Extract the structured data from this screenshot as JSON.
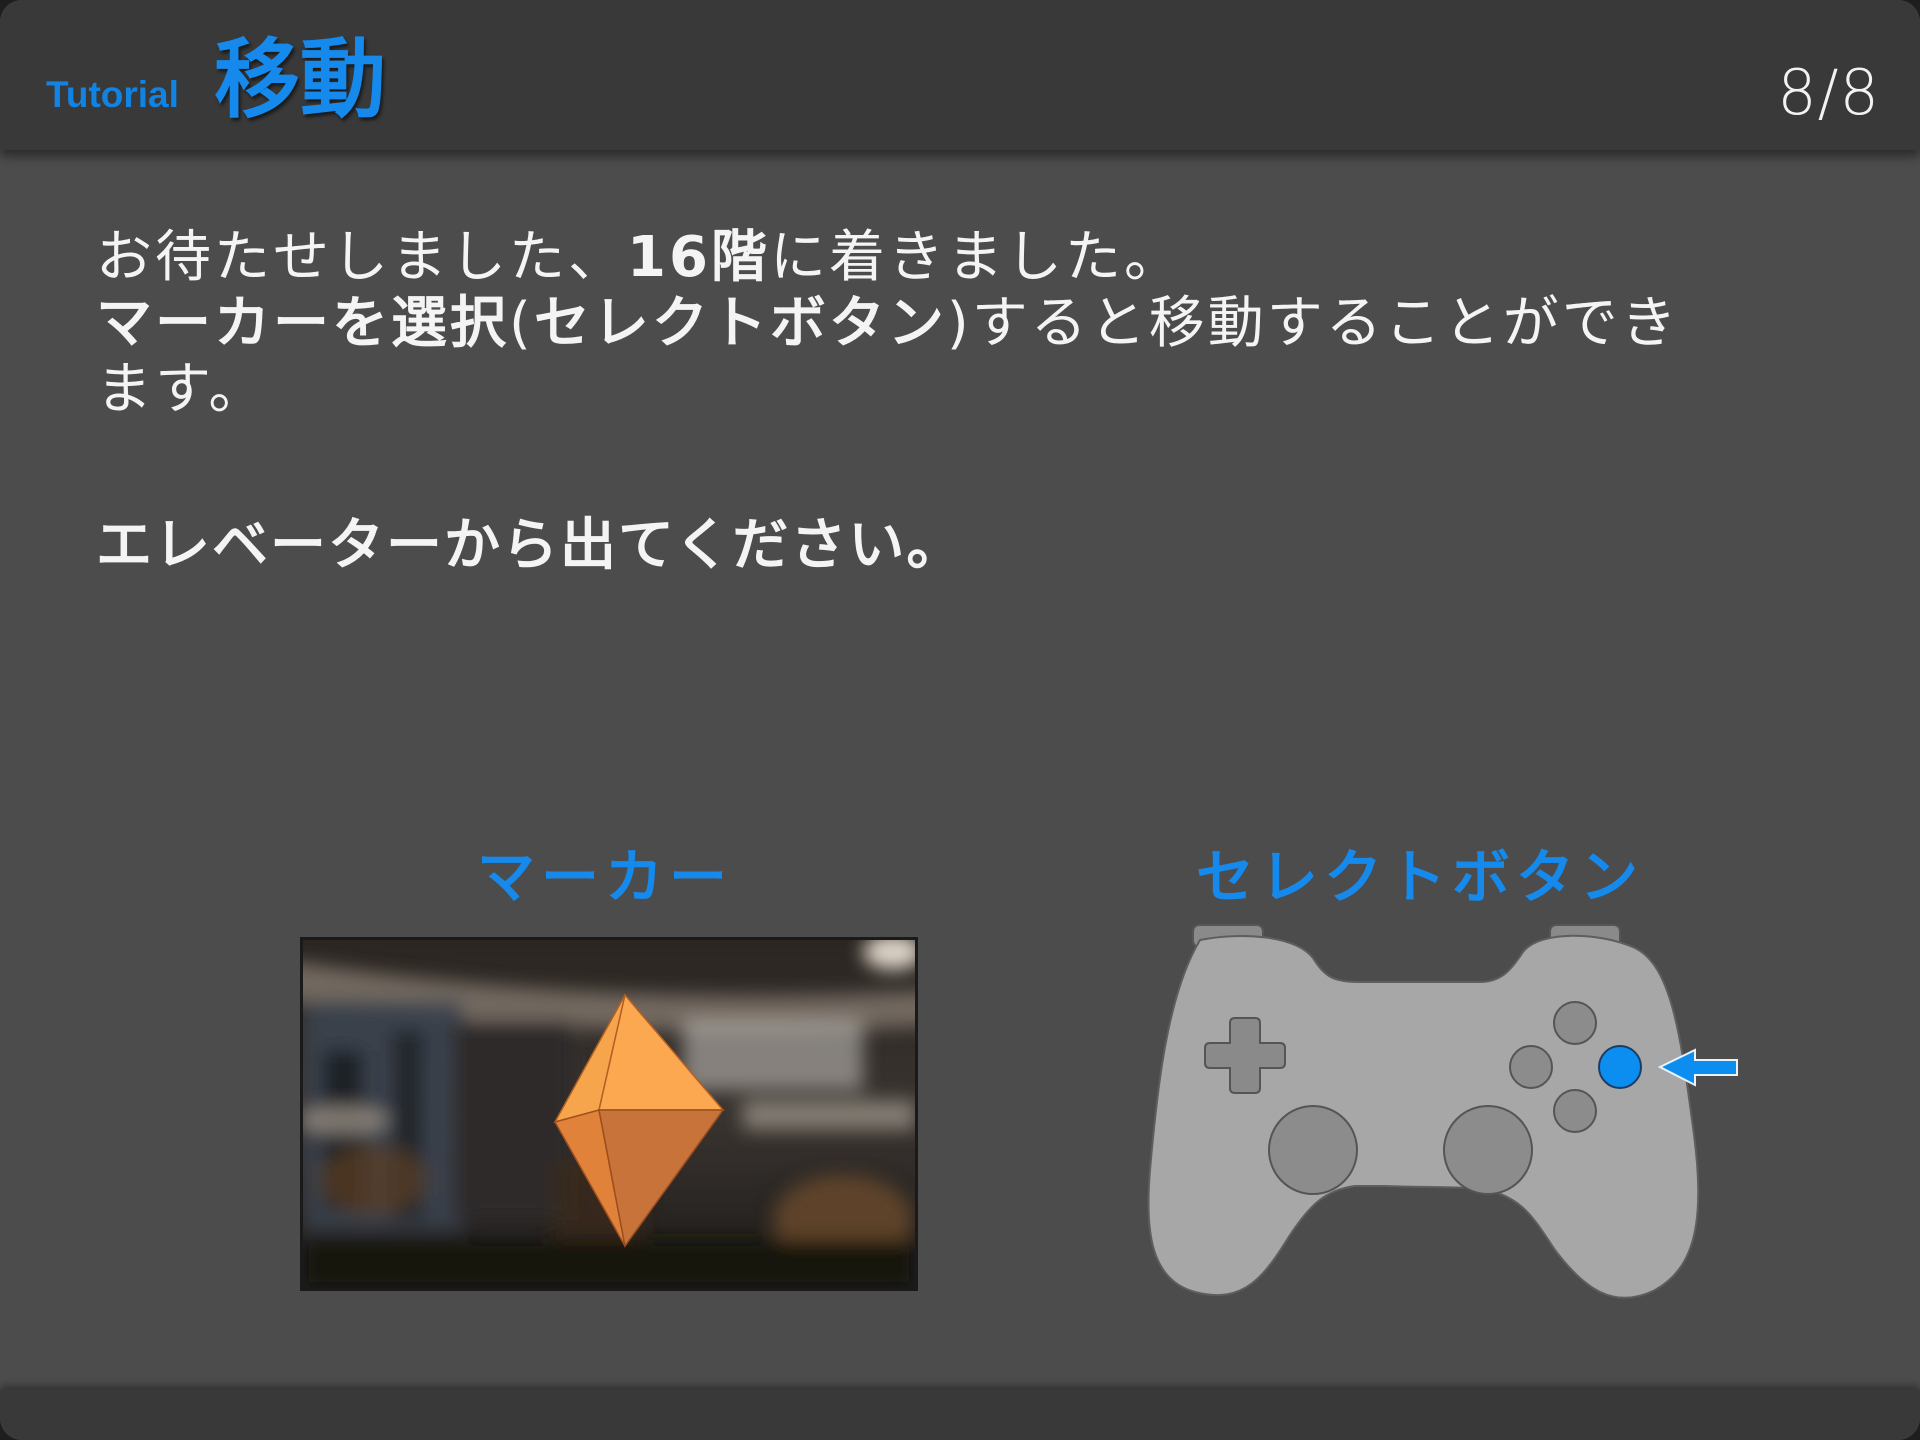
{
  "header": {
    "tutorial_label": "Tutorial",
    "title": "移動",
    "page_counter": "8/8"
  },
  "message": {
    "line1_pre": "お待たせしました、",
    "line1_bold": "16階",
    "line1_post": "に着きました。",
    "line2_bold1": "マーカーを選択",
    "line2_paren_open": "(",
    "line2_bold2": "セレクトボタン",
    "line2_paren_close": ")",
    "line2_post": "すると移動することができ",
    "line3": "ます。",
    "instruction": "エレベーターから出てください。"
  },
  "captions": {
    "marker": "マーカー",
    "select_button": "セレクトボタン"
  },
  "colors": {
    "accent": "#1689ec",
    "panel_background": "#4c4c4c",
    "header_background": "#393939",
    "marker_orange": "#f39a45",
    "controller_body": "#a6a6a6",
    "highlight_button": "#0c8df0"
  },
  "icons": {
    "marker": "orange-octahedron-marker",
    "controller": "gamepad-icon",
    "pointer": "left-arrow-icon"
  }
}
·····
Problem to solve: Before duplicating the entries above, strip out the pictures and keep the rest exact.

Result for this task:
Extract the structured data from this screenshot as JSON.
{
  "header": {
    "tutorial_label": "Tutorial",
    "title": "移動",
    "page_counter": "8/8"
  },
  "message": {
    "line1_pre": "お待たせしました、",
    "line1_bold": "16階",
    "line1_post": "に着きました。",
    "line2_bold1": "マーカーを選択",
    "line2_paren_open": "(",
    "line2_bold2": "セレクトボタン",
    "line2_paren_close": ")",
    "line2_post": "すると移動することができ",
    "line3": "ます。",
    "instruction": "エレベーターから出てください。"
  },
  "captions": {
    "marker": "マーカー",
    "select_button": "セレクトボタン"
  },
  "colors": {
    "accent": "#1689ec",
    "panel_background": "#4c4c4c",
    "header_background": "#393939",
    "marker_orange": "#f39a45",
    "controller_body": "#a6a6a6",
    "highlight_button": "#0c8df0"
  },
  "icons": {
    "marker": "orange-octahedron-marker",
    "controller": "gamepad-icon",
    "pointer": "left-arrow-icon"
  }
}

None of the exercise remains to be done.